  22. 22.
    Tzouridis, E., Nasir, J.A., Brefeld, U.: Learning to summarise related sentences. In: COLING, pp. 1636–1647 (2014)Google Scholar
  23. 23.
    Vadapalli, R. et al.: SSAS: semantic similarity for abstractive summarization. In: Proceedings of the IJCNLP (2017)Google Scholar
  24. 24.
    Xu, J., et al.: MSR-VTT: A large video description dataset for bridging video and language. In: Proceedings of the IEEE Conference on CVPR, pp. 5288–5296 (2016)Google Scholar
  25. 25.
    Yu, M., Dredze, M.: Improving lexical embeddings with semantic knowledge. In: ACL, vol. 2, pp. 545–550 (2014)Google Scholar
  26. 26.
    Zou, W.Y., et al.: Bilingual word embeddings for phrase-based machine translation. In: EMNLP, pp. 1393–1398 (2013)Google Scholar

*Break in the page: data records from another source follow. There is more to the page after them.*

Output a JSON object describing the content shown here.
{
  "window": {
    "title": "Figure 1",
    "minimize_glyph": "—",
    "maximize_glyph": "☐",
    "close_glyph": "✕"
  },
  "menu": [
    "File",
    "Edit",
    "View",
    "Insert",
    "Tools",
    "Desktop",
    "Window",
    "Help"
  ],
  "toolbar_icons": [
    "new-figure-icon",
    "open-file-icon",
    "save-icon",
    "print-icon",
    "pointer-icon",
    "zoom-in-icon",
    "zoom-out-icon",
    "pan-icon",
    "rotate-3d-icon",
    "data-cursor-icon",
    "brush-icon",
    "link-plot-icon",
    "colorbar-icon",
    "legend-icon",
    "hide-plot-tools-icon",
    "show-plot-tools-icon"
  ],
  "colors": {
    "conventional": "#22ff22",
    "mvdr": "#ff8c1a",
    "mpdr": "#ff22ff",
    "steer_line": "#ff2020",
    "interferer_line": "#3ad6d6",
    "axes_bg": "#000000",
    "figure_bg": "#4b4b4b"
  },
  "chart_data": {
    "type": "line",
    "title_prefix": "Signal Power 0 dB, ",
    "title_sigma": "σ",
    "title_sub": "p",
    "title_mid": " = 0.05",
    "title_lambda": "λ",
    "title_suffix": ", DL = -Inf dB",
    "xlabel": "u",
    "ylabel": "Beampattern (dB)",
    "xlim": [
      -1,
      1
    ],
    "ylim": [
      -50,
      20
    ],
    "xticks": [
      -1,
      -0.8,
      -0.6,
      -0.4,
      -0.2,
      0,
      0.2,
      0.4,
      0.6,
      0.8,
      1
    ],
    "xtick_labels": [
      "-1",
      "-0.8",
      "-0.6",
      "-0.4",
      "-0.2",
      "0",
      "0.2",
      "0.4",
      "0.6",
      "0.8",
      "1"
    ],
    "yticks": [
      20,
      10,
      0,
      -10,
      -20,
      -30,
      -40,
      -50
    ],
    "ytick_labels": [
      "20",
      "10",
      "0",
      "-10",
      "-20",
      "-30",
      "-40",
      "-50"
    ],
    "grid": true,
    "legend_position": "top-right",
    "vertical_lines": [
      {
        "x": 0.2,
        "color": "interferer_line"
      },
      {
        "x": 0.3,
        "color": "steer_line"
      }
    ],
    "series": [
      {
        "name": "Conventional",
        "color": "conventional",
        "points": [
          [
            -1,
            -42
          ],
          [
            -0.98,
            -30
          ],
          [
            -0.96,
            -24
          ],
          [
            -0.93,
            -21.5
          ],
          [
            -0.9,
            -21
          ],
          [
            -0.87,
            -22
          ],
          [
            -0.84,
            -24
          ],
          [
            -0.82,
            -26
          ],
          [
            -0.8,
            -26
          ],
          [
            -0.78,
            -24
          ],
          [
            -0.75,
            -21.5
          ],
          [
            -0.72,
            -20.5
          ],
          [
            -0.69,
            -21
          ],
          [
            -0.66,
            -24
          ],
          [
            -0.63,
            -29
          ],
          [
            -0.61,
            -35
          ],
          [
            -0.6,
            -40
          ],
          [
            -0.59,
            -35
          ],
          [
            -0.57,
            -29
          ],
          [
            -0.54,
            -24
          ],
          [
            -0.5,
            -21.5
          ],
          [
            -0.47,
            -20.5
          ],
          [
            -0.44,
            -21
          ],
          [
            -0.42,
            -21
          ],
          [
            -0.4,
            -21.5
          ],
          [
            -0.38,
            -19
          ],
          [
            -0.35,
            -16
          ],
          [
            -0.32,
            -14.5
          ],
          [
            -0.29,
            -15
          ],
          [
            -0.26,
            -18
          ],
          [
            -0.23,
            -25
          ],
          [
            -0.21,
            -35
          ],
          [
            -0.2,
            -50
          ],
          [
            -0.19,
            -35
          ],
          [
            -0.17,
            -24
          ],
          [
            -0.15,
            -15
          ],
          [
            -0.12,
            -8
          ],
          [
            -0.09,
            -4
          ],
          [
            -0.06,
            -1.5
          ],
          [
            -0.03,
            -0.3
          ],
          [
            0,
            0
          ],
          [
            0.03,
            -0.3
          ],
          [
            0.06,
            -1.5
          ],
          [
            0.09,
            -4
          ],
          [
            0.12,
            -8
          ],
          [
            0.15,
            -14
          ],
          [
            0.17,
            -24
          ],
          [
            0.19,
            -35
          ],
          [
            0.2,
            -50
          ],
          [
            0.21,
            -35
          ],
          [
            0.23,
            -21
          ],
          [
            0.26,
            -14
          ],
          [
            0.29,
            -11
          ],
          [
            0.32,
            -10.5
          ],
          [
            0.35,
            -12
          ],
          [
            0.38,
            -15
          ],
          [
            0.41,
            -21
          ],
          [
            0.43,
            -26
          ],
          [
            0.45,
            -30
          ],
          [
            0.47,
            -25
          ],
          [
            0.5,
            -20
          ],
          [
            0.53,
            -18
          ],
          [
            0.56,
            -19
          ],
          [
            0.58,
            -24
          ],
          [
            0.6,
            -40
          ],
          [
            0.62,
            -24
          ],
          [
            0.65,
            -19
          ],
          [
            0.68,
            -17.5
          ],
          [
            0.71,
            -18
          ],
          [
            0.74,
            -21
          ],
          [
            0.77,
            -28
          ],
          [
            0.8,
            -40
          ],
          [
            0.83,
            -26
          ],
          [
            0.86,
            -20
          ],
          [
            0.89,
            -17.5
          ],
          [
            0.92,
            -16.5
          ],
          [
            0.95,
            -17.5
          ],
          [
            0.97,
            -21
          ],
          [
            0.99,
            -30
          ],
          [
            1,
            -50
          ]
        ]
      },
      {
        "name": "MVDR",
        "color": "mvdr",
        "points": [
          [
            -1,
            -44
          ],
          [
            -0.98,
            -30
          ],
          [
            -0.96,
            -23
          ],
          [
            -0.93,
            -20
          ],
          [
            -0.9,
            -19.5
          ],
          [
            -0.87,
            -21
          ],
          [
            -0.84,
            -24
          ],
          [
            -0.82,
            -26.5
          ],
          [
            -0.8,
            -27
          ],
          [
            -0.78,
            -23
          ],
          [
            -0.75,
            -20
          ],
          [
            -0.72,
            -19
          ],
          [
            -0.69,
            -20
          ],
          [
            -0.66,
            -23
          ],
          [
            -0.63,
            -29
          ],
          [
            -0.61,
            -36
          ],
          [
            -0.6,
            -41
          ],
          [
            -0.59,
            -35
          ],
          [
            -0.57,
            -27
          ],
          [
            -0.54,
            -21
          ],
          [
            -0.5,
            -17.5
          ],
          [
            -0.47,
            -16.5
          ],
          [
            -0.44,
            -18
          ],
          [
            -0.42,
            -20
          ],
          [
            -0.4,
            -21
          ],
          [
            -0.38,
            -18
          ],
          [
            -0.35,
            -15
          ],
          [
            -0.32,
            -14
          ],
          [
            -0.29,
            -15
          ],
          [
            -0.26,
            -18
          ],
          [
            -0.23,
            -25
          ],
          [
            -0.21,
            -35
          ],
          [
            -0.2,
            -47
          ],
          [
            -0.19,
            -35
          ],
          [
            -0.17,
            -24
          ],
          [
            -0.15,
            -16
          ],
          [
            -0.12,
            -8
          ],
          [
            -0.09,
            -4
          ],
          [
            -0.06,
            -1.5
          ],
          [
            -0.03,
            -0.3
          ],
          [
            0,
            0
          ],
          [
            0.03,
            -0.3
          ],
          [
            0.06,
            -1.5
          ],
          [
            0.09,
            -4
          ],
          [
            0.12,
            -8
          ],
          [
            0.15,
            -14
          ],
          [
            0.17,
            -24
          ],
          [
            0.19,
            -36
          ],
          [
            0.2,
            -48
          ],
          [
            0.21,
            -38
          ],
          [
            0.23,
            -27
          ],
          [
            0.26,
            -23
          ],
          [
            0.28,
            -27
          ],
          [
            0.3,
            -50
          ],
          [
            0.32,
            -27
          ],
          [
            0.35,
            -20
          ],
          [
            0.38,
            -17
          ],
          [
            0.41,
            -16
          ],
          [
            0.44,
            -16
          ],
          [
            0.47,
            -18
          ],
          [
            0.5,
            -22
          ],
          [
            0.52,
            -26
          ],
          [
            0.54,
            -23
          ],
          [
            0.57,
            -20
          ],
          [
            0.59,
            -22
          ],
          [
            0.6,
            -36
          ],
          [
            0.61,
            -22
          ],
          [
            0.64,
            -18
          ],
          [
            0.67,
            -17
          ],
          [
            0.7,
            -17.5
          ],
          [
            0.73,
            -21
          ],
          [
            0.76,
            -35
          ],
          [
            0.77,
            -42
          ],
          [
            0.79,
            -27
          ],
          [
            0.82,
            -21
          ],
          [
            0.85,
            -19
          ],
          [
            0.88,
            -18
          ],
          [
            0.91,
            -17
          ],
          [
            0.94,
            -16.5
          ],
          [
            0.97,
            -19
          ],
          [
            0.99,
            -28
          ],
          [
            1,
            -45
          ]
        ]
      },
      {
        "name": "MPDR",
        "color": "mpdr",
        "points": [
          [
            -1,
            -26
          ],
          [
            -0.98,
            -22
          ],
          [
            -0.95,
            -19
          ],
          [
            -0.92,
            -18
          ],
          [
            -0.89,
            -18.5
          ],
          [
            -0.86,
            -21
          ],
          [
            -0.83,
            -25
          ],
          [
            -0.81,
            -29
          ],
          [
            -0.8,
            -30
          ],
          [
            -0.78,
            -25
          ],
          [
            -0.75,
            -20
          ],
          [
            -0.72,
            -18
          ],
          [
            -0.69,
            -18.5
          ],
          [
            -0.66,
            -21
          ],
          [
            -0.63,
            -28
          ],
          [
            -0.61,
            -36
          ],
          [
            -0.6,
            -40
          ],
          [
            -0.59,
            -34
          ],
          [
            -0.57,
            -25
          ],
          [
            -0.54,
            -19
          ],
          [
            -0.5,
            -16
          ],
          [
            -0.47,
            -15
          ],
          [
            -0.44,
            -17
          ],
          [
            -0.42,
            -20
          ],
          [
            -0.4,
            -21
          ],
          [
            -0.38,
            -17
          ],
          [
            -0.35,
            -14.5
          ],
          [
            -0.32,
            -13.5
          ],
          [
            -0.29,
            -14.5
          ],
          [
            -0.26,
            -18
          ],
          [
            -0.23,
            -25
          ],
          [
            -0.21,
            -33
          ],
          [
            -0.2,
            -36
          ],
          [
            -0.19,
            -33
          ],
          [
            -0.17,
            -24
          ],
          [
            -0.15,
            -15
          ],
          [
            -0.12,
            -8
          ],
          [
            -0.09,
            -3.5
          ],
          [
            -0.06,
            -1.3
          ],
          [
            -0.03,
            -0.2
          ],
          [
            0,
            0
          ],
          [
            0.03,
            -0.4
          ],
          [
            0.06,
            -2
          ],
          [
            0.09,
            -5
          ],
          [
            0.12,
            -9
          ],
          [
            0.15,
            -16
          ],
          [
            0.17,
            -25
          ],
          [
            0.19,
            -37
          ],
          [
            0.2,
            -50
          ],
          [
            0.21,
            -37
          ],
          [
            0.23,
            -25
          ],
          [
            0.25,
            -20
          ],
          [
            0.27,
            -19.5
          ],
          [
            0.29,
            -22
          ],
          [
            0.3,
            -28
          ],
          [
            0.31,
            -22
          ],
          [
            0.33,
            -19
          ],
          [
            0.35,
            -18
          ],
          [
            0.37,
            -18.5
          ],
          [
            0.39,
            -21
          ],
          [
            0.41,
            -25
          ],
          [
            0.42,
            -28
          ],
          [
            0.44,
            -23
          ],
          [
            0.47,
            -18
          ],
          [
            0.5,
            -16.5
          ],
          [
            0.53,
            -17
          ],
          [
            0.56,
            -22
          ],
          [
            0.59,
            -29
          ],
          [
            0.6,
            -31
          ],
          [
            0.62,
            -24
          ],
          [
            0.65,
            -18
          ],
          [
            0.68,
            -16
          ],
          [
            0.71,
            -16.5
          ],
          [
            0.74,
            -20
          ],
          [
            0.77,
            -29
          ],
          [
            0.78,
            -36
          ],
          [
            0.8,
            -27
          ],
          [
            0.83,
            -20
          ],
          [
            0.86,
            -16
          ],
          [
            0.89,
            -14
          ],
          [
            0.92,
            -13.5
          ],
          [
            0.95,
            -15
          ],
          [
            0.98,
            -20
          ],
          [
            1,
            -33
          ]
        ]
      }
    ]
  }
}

Copyright information

© Springer International Publishing AG 2018

Authors and Affiliations

  1. 1.Department of Information and Communication TechnologiesPompeu Fabra UniversityBarcelonaSpain
  2. 2.Catalan Institute for Research and Advanced Studies (ICREA)BarcelonaSpain

Personalised recommendations